Perhaps another perk to Peru travel is the ten-year ban on GMO crops and foods. Beginning in 2012, the ban was put into effect to prohibit the import, production and use of genetically modified organisms in Peru. The law provides for a fine in the millions of nuevos soles (Peru’s national currency) and the seizure and destruction of the genetically modified product. The law’s purpose is to protect Peru’s famed biodiversity and to support local farmers, who are often growing crops from heirloom seeds and using agricultural methods that rely on diversity to grow crops. Thanks to this ban, you’ll have the chance to see this incredible diversity of Peruvian food products in the markets and on your plate throughout your private tour of Peru.
A Background in GMO’s and Peru
Many of us are already familiar with the controversy regarding GMO’s, or genetically modified organisms. For those who are not, a GMO is an organism whose DNA is altered to contain one or more genes not normally found there. Most often, the genome is altered to increase production, resistance to diseases or pests, or nutritional value of the resulting edible vegetable or fruit.
However, when a GMO organism, such as Monsanto’s BT corn seed, is introduced into a country with as many heirloom varieties of seed as Peru, the result can be the loss of the original variety as the GMO organism will cross-pollinate with the first organism, resulting in a vegetable that no longer retains the hardiness, nor the reproductive characteristics, of the native variety. If GMO organisms were to be permitted in Peru, for example, the giant heirloom corn variety, known as Yuracklallhua, the Giant Cusco corn*, could quickly be eliminated as it crossed with GMO corn.

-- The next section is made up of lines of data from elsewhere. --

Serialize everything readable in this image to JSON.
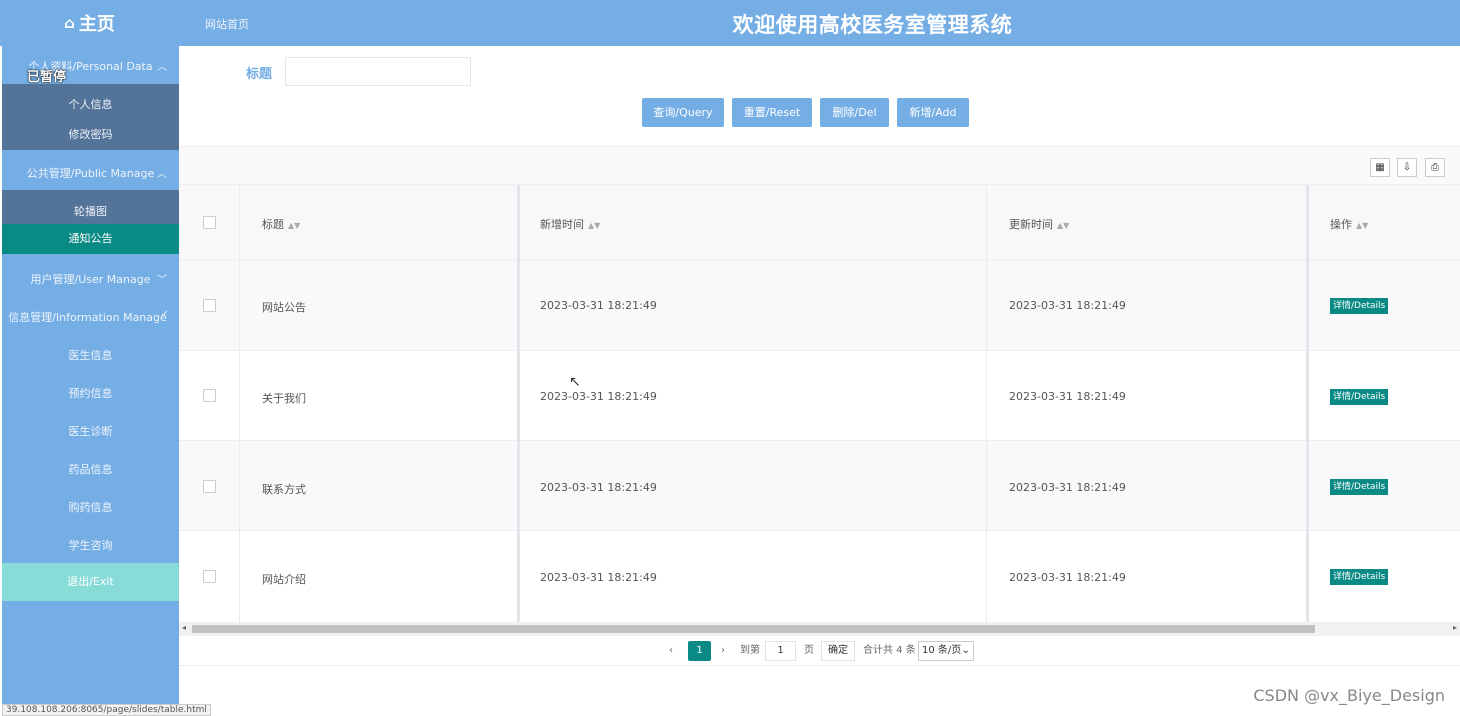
{
  "header": {
    "home_label": "主页",
    "breadcrumb": "网站首页",
    "system_title": "欢迎使用高校医务室管理系统"
  },
  "overlay": {
    "paused": "已暂停"
  },
  "sidebar": {
    "group_personal": "个人资料/Personal Data",
    "personal_items": [
      "个人信息",
      "修改密码"
    ],
    "group_public": "公共管理/Public Manage",
    "public_items": [
      "轮播图",
      "通知公告"
    ],
    "group_user": "用户管理/User Manage",
    "group_info": "信息管理/Information Manage",
    "info_items": [
      "医生信息",
      "预约信息",
      "医生诊断",
      "药品信息",
      "购药信息",
      "学生咨询"
    ],
    "exit": "退出/Exit"
  },
  "search": {
    "label": "标题",
    "value": "",
    "buttons": {
      "query": "查询/Query",
      "reset": "重置/Reset",
      "delete": "删除/Del",
      "add": "新增/Add"
    }
  },
  "table": {
    "columns": [
      "标题",
      "新增时间",
      "更新时间",
      "操作"
    ],
    "rows": [
      {
        "title": "网站公告",
        "created": "2023-03-31 18:21:49",
        "updated": "2023-03-31 18:21:49",
        "action": "详情/Details"
      },
      {
        "title": "关于我们",
        "created": "2023-03-31 18:21:49",
        "updated": "2023-03-31 18:21:49",
        "action": "详情/Details"
      },
      {
        "title": "联系方式",
        "created": "2023-03-31 18:21:49",
        "updated": "2023-03-31 18:21:49",
        "action": "详情/Details"
      },
      {
        "title": "网站介绍",
        "created": "2023-03-31 18:21:49",
        "updated": "2023-03-31 18:21:49",
        "action": "详情/Details"
      }
    ]
  },
  "pagination": {
    "current_page": "1",
    "goto_label": "到第",
    "goto_value": "1",
    "page_unit": "页",
    "confirm": "确定",
    "total": "合计共 4 条",
    "page_size": "10 条/页"
  },
  "status_url": "39.108.108.206:8065/page/slides/table.html",
  "watermark": "CSDN @vx_Biye_Design",
  "colors": {
    "header": "#75aee5",
    "accent": "#0a8a84",
    "submenu": "#537399",
    "exit": "#88dcd8"
  }
}
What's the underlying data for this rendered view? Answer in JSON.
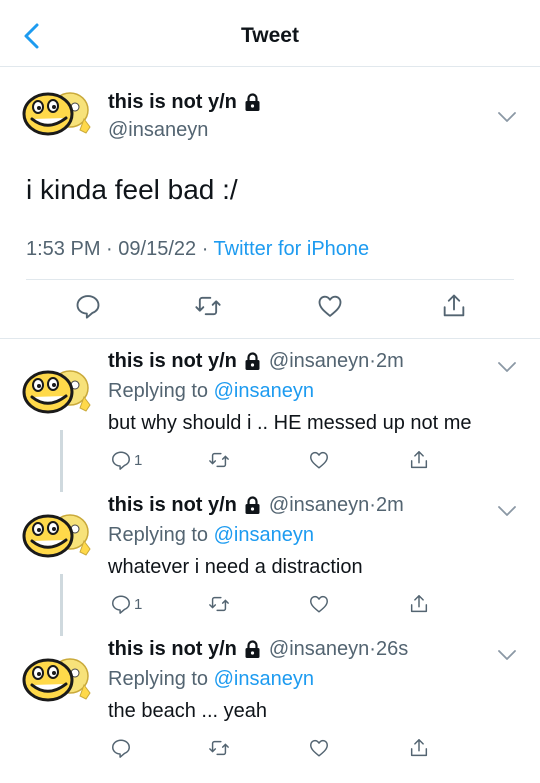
{
  "header": {
    "title": "Tweet",
    "back_icon": "chevron-left-icon"
  },
  "accent_color": "#1d9bf0",
  "main_tweet": {
    "name": "this is not y/n",
    "handle": "@insaneyn",
    "text": "i kinda feel bad :/",
    "time": "1:53 PM",
    "date": "09/15/22",
    "source": "Twitter for iPhone",
    "actions": [
      "reply-icon",
      "retweet-icon",
      "like-icon",
      "share-icon"
    ]
  },
  "replies": [
    {
      "name": "this is not y/n",
      "handle": "@insaneyn",
      "time": "2m",
      "replying_label": "Replying to",
      "replying_to": "@insaneyn",
      "text": "but why should i .. HE messed up not me",
      "reply_count": "1"
    },
    {
      "name": "this is not y/n",
      "handle": "@insaneyn",
      "time": "2m",
      "replying_label": "Replying to",
      "replying_to": "@insaneyn",
      "text": "whatever i need a distraction",
      "reply_count": "1"
    },
    {
      "name": "this is not y/n",
      "handle": "@insaneyn",
      "time": "26s",
      "replying_label": "Replying to",
      "replying_to": "@insaneyn",
      "text": "the beach ... yeah",
      "reply_count": ""
    }
  ]
}
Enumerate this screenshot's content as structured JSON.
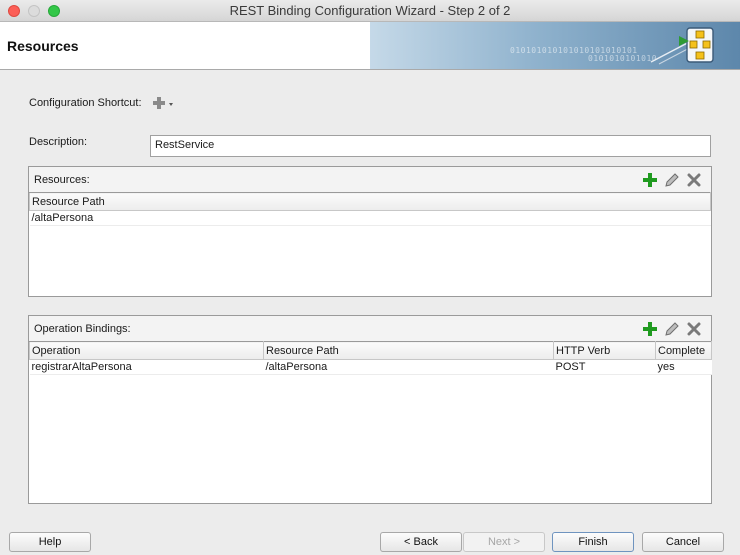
{
  "window": {
    "title": "REST Binding Configuration Wizard - Step 2 of 2"
  },
  "header": {
    "title": "Resources",
    "banner_bits_1": "010101010101010101010101",
    "banner_bits_2": "0101010101010"
  },
  "config": {
    "shortcut_label": "Configuration Shortcut:",
    "description_label": "Description:",
    "description_value": "RestService"
  },
  "resources": {
    "title": "Resources:",
    "columns": [
      "Resource Path"
    ],
    "rows": [
      [
        "/altaPersona"
      ]
    ]
  },
  "operations": {
    "title": "Operation Bindings:",
    "columns": [
      "Operation",
      "Resource Path",
      "HTTP Verb",
      "Complete"
    ],
    "rows": [
      [
        "registrarAltaPersona",
        "/altaPersona",
        "POST",
        "yes"
      ]
    ]
  },
  "buttons": {
    "help": "Help",
    "back": "< Back",
    "next": "Next >",
    "finish": "Finish",
    "cancel": "Cancel"
  },
  "colors": {
    "add": "#1f9a1f",
    "edit": "#7a7a7a",
    "delete": "#7a7a7a",
    "accent": "#5d87ab"
  },
  "icons": {
    "add": "add-icon",
    "edit": "pencil-icon",
    "delete": "delete-icon",
    "shortcut": "plus-dropdown-icon",
    "wizard": "wizard-icon"
  }
}
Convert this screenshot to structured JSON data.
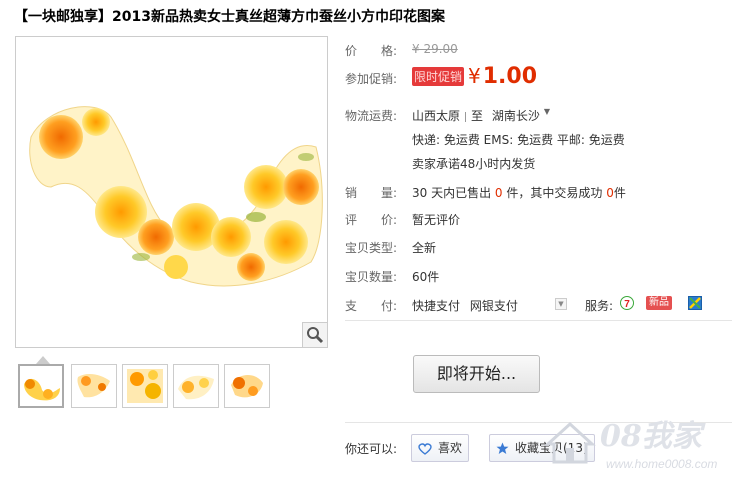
{
  "title": "【一块邮独享】2013新品热卖女士真丝超薄方巾蚕丝小方巾印花图案",
  "price": {
    "label": "价　　格:",
    "original": "¥ 29.00"
  },
  "promo": {
    "label": "参加促销:",
    "tag": "限时促销",
    "currency": "¥",
    "amount": "1.00"
  },
  "shipping": {
    "label": "物流运费:",
    "from": "山西太原",
    "to_word": "至",
    "to": "湖南长沙",
    "fees": "快递: 免运费  EMS: 免运费  平邮: 免运费",
    "promise": "卖家承诺48小时内发货"
  },
  "sales": {
    "label": "销　　量:",
    "prefix": "30 天内已售出",
    "sold": "0",
    "mid": "件，其中交易成功",
    "success": "0",
    "suffix": "件"
  },
  "rating": {
    "label": "评　　价:",
    "value": "暂无评价"
  },
  "type": {
    "label": "宝贝类型:",
    "value": "全新"
  },
  "quantity": {
    "label": "宝贝数量:",
    "value": "60件"
  },
  "payment": {
    "label": "支　　付:",
    "method1": "快捷支付",
    "method2": "网银支付",
    "service_label": "服务:",
    "new_badge": "新品"
  },
  "buy_button": "即将开始...",
  "share": {
    "label": "你还可以:",
    "like": "喜欢",
    "favorite": "收藏宝贝(13)"
  },
  "watermark": {
    "text": "08我家",
    "url": "www.home0008.com"
  },
  "colors": {
    "accent": "#e02d00",
    "promo_tag_bg": "#e53a3a",
    "label": "#666666"
  },
  "icons": [
    "zoom-icon",
    "seven-day-return-icon",
    "new-item-icon",
    "guarantee-icon",
    "heart-icon",
    "star-icon"
  ]
}
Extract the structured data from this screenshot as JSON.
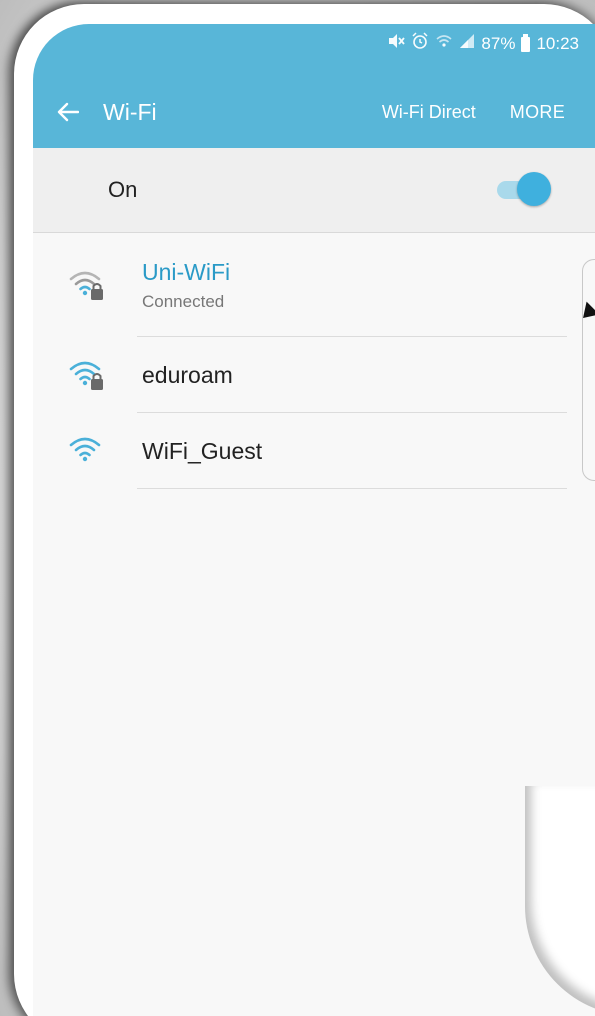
{
  "status_bar": {
    "battery": "87%",
    "time": "10:23",
    "icons": [
      "mute-icon",
      "alarm-icon",
      "wifi-status-icon",
      "signal-icon",
      "battery-icon"
    ]
  },
  "toolbar": {
    "title": "Wi-Fi",
    "back_icon": "arrow-left-icon",
    "wifi_direct_label": "Wi-Fi Direct",
    "more_label": "MORE"
  },
  "toggle": {
    "label": "On",
    "state": true
  },
  "networks": [
    {
      "name": "Uni-WiFi",
      "status": "Connected",
      "secured": true,
      "connected": true
    },
    {
      "name": "eduroam",
      "status": "",
      "secured": true,
      "connected": false
    },
    {
      "name": "WiFi_Guest",
      "status": "",
      "secured": false,
      "connected": false
    }
  ],
  "colors": {
    "appbar": "#58b6d8",
    "accent": "#2a9ac7",
    "switch_thumb": "#3fb0de",
    "switch_track": "#a9d9eb"
  }
}
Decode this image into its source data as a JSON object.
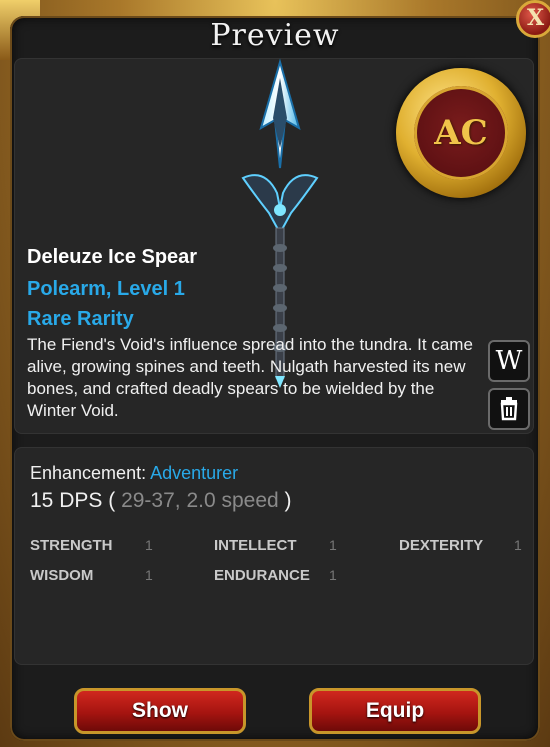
{
  "window": {
    "title": "Preview",
    "close_label": "X"
  },
  "item": {
    "name": "Deleuze Ice Spear",
    "type": "Polearm, Level 1",
    "rarity": "Rare Rarity",
    "description": "The Fiend's Void's influence spread into the tundra. It came alive, growing spines and teeth. Nulgath harvested its new bones, and crafted deadly spears to be wielded by the Winter Void.",
    "badge_text": "AC"
  },
  "side_buttons": {
    "wiki_label": "W"
  },
  "stats": {
    "enhancement_label": "Enhancement:",
    "enhancement_value": "Adventurer",
    "dps_value": "15 DPS",
    "dps_open": "(",
    "dps_detail": "29-37, 2.0 speed",
    "dps_close": ")",
    "attributes": [
      {
        "label": "STRENGTH",
        "value": "1"
      },
      {
        "label": "INTELLECT",
        "value": "1"
      },
      {
        "label": "DEXTERITY",
        "value": "1"
      },
      {
        "label": "WISDOM",
        "value": "1"
      },
      {
        "label": "ENDURANCE",
        "value": "1"
      }
    ]
  },
  "actions": {
    "show_label": "Show",
    "equip_label": "Equip"
  },
  "colors": {
    "accent": "#29a9e8",
    "button_red": "#a51410",
    "gold": "#c8962a"
  },
  "icons": [
    "close-icon",
    "ac-coin-icon",
    "wiki-icon",
    "trash-icon",
    "ice-spear-image"
  ]
}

*Ask your Kuoda Travel Designer about including a visit to Hacienda Sarapampa to learn about Giant White Corn, an important product of the local Sacred Valley economy.
Protecting Peru’s Biodiversity from the Unknown Risks of GMO’s
Alejandro Argumedo of the ANDES Association in Cusco notes that Peru is one of the world’s ten most bio-diverse nations, and as such, it needs to be protected from organisms that could get into the seed pool and alter that fact. He says that rather than looking to GMO organisms to solve problems of diseases and pests, Peruvian farmers should use other techniques, such as growing a diversity of crops. He notes that, “Once there is contamination, there is no going back.”
Antonietta Gutierrez, a biologist at the National Agrarian University, states that the law is not “against anything. It’s a law in favor of biosecurity. The idea is that there should be a responsible way of using technology, so that it helps us develop resources and at the same time, doesn’t destroy what we already have.”
Peruvian scientists have agreed that the safety of GMO organisms is still unknown and that studies to determine the risks of growing and consuming these crops are still in their early stages. They hope that there will be advances in understanding before the end of the ten-year moratorium that will help Peru determine how to go forward. Peru is the first country in the Americas to ban the import and production of genetically modified foods.
Experience Peru’s Biodiversity on Your Peru Holiday
For now, Cusco Giant Corn, purple potatoes, and other crops that have a lineage dating back thousands of years can still be found at the many outdoor markets in and around Cusco and other regions of the amazingly bio-diverse country of Peru. See Peru’s incredible biodiversity for yourself on a customized Peru vacation with Kuoda Travel.
Contact a Kuoda Travel Designer today to start planning.